Task goal:
The entries that follow need to be reproduced exactly, minus any images.

Data in this exercise:
_ _ _ _
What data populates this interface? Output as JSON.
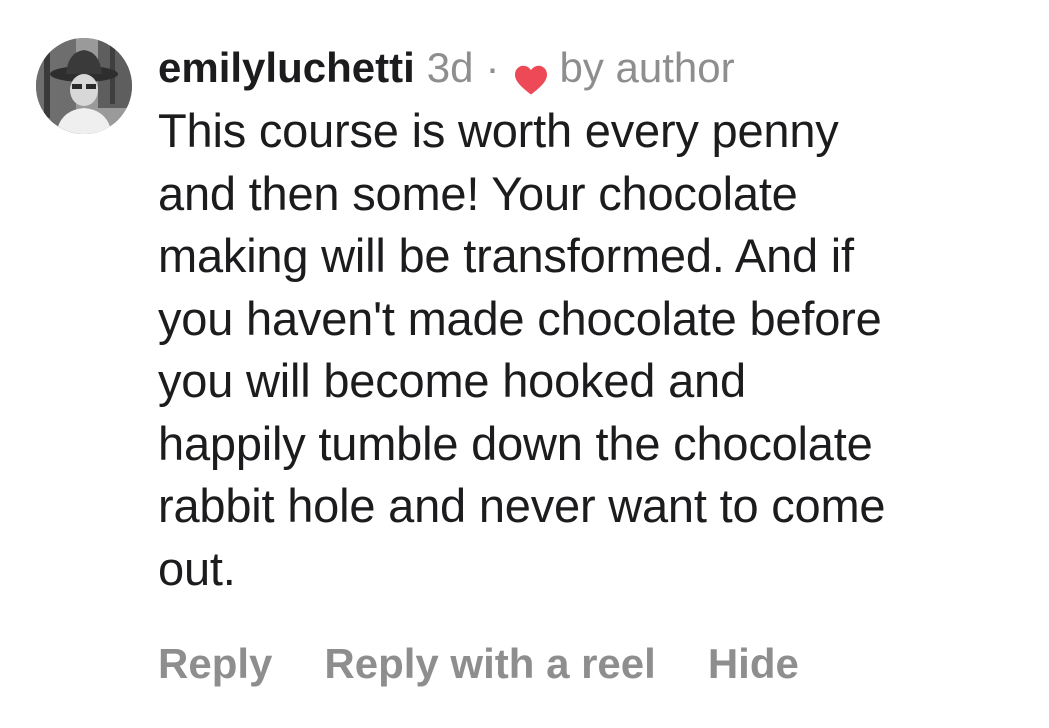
{
  "comment": {
    "avatar": "profile-photo",
    "username": "emilyluchetti",
    "time": "3d",
    "separator": "·",
    "heart_icon": "heart-icon",
    "heart_color": "#ed4956",
    "liked_by": "by author",
    "text_lines": [
      "This course is worth every penny",
      "and then some! Your chocolate",
      "making will be transformed. And if",
      "you haven't made chocolate before",
      "you will become hooked and",
      "happily tumble down the chocolate",
      "rabbit hole and never want to come",
      "out."
    ],
    "actions": {
      "reply": "Reply",
      "reply_with_reel": "Reply with a reel",
      "hide": "Hide"
    }
  }
}
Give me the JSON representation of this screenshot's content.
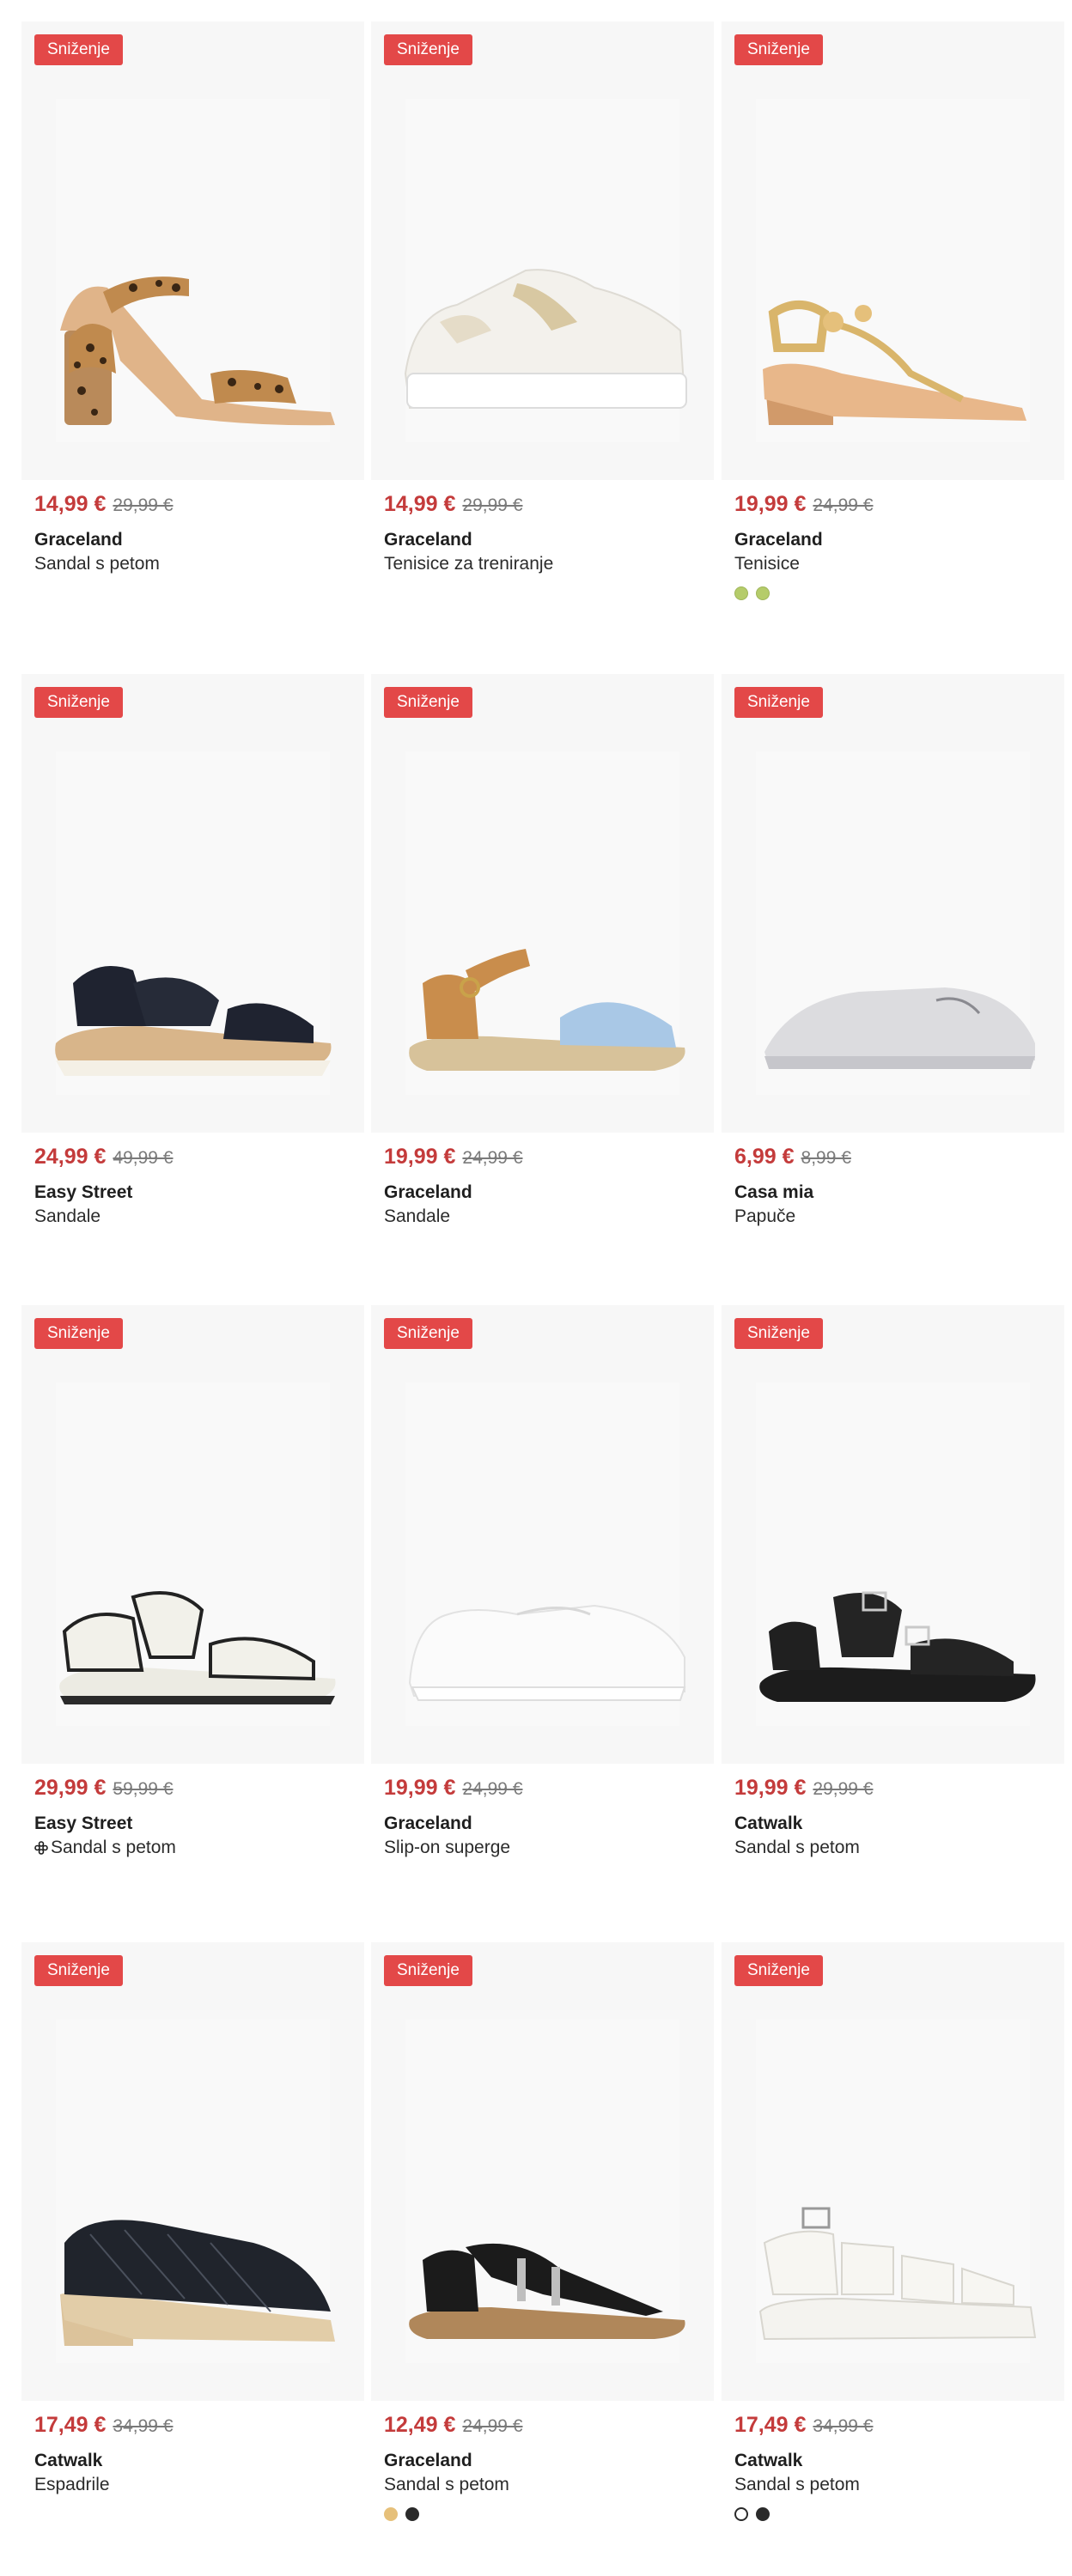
{
  "colors": {
    "sale_badge": "#e34848",
    "price": "#c43b3b"
  },
  "products": [
    {
      "badge": "Sniženje",
      "price": "14,99 €",
      "old_price": "29,99 €",
      "brand": "Graceland",
      "type": "Sandal s petom",
      "shoe": "leopard-heel-sandal-image",
      "swatches": []
    },
    {
      "badge": "Sniženje",
      "price": "14,99 €",
      "old_price": "29,99 €",
      "brand": "Graceland",
      "type": "Tenisice za treniranje",
      "shoe": "white-platform-sneaker-image",
      "swatches": []
    },
    {
      "badge": "Sniženje",
      "price": "19,99 €",
      "old_price": "24,99 €",
      "brand": "Graceland",
      "type": "Tenisice",
      "shoe": "gold-wedge-sandal-image",
      "swatches": [
        "#b5cc6a",
        "#b5cc6a"
      ]
    },
    {
      "badge": "Sniženje",
      "price": "24,99 €",
      "old_price": "49,99 €",
      "brand": "Easy Street",
      "type": "Sandale",
      "shoe": "black-velcro-sandal-image",
      "swatches": []
    },
    {
      "badge": "Sniženje",
      "price": "19,99 €",
      "old_price": "24,99 €",
      "brand": "Graceland",
      "type": "Sandale",
      "shoe": "espadrille-sandal-image",
      "swatches": []
    },
    {
      "badge": "Sniženje",
      "price": "6,99 €",
      "old_price": "8,99 €",
      "brand": "Casa mia",
      "type": "Papuče",
      "shoe": "grey-slipper-image",
      "swatches": []
    },
    {
      "badge": "Sniženje",
      "price": "29,99 €",
      "old_price": "59,99 €",
      "brand": "Easy Street",
      "type": "Sandal s petom",
      "shoe": "white-sport-sandal-image",
      "flower": "flower-icon",
      "swatches": []
    },
    {
      "badge": "Sniženje",
      "price": "19,99 €",
      "old_price": "24,99 €",
      "brand": "Graceland",
      "type": "Slip-on superge",
      "shoe": "white-knit-sneaker-image",
      "swatches": []
    },
    {
      "badge": "Sniženje",
      "price": "19,99 €",
      "old_price": "29,99 €",
      "brand": "Catwalk",
      "type": "Sandal s petom",
      "shoe": "black-buckle-sandal-image",
      "swatches": []
    },
    {
      "badge": "Sniženje",
      "price": "17,49 €",
      "old_price": "34,99 €",
      "brand": "Catwalk",
      "type": "Espadrile",
      "shoe": "black-mesh-espadrille-image",
      "swatches": []
    },
    {
      "badge": "Sniženje",
      "price": "12,49 €",
      "old_price": "24,99 €",
      "brand": "Graceland",
      "type": "Sandal s petom",
      "shoe": "black-strappy-sandal-image",
      "swatches": [
        "#e6c07a",
        "#2a2a2a"
      ]
    },
    {
      "badge": "Sniženje",
      "price": "17,49 €",
      "old_price": "34,99 €",
      "brand": "Catwalk",
      "type": "Sandal s petom",
      "shoe": "white-chunky-sandal-image",
      "swatches": [
        "#ffffff",
        "#2a2a2a"
      ]
    }
  ]
}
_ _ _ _
Expected answer:
What data populates this interface? Output as JSON.
{
  "comment": {
    "avatar": "profile-photo",
    "username": "emilyluchetti",
    "time": "3d",
    "separator": "·",
    "heart_icon": "heart-icon",
    "heart_color": "#ed4956",
    "liked_by": "by author",
    "text_lines": [
      "This course is worth every penny",
      "and then some! Your chocolate",
      "making will be transformed. And if",
      "you haven't made chocolate before",
      "you will become hooked and",
      "happily tumble down the chocolate",
      "rabbit hole and never want to come",
      "out."
    ],
    "actions": {
      "reply": "Reply",
      "reply_with_reel": "Reply with a reel",
      "hide": "Hide"
    }
  }
}
Give me the JSON representation of this screenshot's content.
{
  "colors": {
    "sale_badge": "#e34848",
    "price": "#c43b3b"
  },
  "products": [
    {
      "badge": "Sniženje",
      "price": "14,99 €",
      "old_price": "29,99 €",
      "brand": "Graceland",
      "type": "Sandal s petom",
      "shoe": "leopard-heel-sandal-image",
      "swatches": []
    },
    {
      "badge": "Sniženje",
      "price": "14,99 €",
      "old_price": "29,99 €",
      "brand": "Graceland",
      "type": "Tenisice za treniranje",
      "shoe": "white-platform-sneaker-image",
      "swatches": []
    },
    {
      "badge": "Sniženje",
      "price": "19,99 €",
      "old_price": "24,99 €",
      "brand": "Graceland",
      "type": "Tenisice",
      "shoe": "gold-wedge-sandal-image",
      "swatches": [
        "#b5cc6a",
        "#b5cc6a"
      ]
    },
    {
      "badge": "Sniženje",
      "price": "24,99 €",
      "old_price": "49,99 €",
      "brand": "Easy Street",
      "type": "Sandale",
      "shoe": "black-velcro-sandal-image",
      "swatches": []
    },
    {
      "badge": "Sniženje",
      "price": "19,99 €",
      "old_price": "24,99 €",
      "brand": "Graceland",
      "type": "Sandale",
      "shoe": "espadrille-sandal-image",
      "swatches": []
    },
    {
      "badge": "Sniženje",
      "price": "6,99 €",
      "old_price": "8,99 €",
      "brand": "Casa mia",
      "type": "Papuče",
      "shoe": "grey-slipper-image",
      "swatches": []
    },
    {
      "badge": "Sniženje",
      "price": "29,99 €",
      "old_price": "59,99 €",
      "brand": "Easy Street",
      "type": "Sandal s petom",
      "shoe": "white-sport-sandal-image",
      "flower": "flower-icon",
      "swatches": []
    },
    {
      "badge": "Sniženje",
      "price": "19,99 €",
      "old_price": "24,99 €",
      "brand": "Graceland",
      "type": "Slip-on superge",
      "shoe": "white-knit-sneaker-image",
      "swatches": []
    },
    {
      "badge": "Sniženje",
      "price": "19,99 €",
      "old_price": "29,99 €",
      "brand": "Catwalk",
      "type": "Sandal s petom",
      "shoe": "black-buckle-sandal-image",
      "swatches": []
    },
    {
      "badge": "Sniženje",
      "price": "17,49 €",
      "old_price": "34,99 €",
      "brand": "Catwalk",
      "type": "Espadrile",
      "shoe": "black-mesh-espadrille-image",
      "swatches": []
    },
    {
      "badge": "Sniženje",
      "price": "12,49 €",
      "old_price": "24,99 €",
      "brand": "Graceland",
      "type": "Sandal s petom",
      "shoe": "black-strappy-sandal-image",
      "swatches": [
        "#e6c07a",
        "#2a2a2a"
      ]
    },
    {
      "badge": "Sniženje",
      "price": "17,49 €",
      "old_price": "34,99 €",
      "brand": "Catwalk",
      "type": "Sandal s petom",
      "shoe": "white-chunky-sandal-image",
      "swatches": [
        "#ffffff",
        "#2a2a2a"
      ]
    }
  ]
}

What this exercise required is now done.